nterests in the West Indies, which Hugh managed abroad and Alan at home, at an age when others are still curveting a clerk's stool. My kinsman, Mr. Stevenson of Stirling, has heard his father mention that there had been 'something romantic' about Alan's marriage: and, alas! he has forgotten what. It was early at least. His wife was Jean, daughter of David Lillie, a builder in Glasgow, and several times 'Deacon of the Wrights': the date of the marriage has not reached me; but on 8th June 1772, when Robert, the only child of the union, was born, the husband and father had scarce passed, or had not yet attained, his twentieth year. Here was a youth making haste to give hostages to fortune. But this early scene of prosperity in love and business was on the point of closing.

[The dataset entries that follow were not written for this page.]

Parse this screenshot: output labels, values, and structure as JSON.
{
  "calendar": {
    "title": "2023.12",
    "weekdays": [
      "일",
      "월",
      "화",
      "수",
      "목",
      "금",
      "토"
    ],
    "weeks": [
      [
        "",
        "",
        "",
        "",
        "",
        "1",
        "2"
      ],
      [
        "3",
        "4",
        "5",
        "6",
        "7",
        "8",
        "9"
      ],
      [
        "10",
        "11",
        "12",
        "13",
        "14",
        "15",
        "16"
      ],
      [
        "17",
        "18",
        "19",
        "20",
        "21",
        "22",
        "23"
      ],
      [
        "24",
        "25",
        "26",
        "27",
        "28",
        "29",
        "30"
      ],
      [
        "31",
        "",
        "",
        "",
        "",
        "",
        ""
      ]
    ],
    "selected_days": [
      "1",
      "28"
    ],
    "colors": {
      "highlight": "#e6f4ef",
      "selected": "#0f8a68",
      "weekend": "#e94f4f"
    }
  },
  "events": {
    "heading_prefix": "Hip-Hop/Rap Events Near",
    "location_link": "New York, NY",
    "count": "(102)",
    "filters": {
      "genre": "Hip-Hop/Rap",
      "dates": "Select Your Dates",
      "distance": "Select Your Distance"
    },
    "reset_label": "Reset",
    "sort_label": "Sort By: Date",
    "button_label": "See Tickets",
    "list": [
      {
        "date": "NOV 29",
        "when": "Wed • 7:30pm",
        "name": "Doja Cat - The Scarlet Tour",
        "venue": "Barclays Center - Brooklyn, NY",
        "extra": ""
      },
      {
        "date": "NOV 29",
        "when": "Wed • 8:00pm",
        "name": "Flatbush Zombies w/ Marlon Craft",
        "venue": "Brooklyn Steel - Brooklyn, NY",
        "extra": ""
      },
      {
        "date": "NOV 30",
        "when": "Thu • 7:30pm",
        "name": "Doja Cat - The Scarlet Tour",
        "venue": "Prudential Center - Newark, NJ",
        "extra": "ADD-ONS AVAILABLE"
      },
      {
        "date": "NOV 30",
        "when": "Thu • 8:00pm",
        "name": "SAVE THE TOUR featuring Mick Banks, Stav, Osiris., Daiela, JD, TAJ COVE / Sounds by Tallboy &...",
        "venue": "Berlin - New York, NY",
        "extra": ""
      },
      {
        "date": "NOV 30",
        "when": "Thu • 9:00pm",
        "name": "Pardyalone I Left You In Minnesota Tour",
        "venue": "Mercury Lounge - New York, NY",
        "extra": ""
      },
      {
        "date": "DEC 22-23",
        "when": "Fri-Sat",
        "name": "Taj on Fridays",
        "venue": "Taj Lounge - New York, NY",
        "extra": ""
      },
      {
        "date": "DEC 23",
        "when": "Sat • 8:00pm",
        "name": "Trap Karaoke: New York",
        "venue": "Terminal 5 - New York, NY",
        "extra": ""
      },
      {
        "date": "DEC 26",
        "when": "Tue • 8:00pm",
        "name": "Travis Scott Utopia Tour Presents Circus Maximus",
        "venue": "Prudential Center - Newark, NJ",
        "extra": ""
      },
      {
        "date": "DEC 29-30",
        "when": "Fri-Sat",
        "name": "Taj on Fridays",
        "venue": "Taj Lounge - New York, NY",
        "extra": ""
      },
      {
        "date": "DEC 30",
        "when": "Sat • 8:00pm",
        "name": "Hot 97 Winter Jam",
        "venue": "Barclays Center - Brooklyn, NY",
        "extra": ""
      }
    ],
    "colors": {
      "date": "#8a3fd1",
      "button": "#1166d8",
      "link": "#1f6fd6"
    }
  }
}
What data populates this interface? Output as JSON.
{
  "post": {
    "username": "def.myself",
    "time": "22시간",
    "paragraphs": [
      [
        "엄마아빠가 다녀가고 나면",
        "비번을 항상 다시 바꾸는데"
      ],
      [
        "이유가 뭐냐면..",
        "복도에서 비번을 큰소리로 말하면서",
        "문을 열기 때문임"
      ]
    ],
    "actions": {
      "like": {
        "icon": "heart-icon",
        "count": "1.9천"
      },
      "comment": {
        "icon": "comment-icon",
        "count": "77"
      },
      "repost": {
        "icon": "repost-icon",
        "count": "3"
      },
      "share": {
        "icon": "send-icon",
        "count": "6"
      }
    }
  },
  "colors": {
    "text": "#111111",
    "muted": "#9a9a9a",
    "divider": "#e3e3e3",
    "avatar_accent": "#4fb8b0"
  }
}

There hung in the house of this young family, and successively in those of my grandfather and father, an oil painting of a ship of many tons burthen. Doubtless the brothers had an interest in the vessel; I was told she had belonged